In the records below, find every line that contains "二十四节气" and list it.

[Web page and app entries]
------------------------------------
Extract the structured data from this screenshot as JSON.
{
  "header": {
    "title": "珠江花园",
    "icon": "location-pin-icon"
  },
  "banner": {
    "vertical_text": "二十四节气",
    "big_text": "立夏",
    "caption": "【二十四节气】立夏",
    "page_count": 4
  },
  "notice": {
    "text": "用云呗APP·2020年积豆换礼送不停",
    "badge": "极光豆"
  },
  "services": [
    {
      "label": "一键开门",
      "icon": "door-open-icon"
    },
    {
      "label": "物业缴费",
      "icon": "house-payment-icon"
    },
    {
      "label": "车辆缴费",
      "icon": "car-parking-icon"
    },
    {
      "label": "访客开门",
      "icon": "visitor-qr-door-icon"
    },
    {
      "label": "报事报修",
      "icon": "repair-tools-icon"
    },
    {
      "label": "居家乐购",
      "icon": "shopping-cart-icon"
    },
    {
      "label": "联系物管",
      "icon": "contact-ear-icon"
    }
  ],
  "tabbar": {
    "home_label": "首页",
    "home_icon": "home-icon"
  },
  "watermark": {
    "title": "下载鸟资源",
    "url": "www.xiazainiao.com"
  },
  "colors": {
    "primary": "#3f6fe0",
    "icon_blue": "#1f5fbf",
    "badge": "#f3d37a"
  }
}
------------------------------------
Your solution
    "vertical_text": "二十四节气",
    "caption": "【二十四节气】立夏",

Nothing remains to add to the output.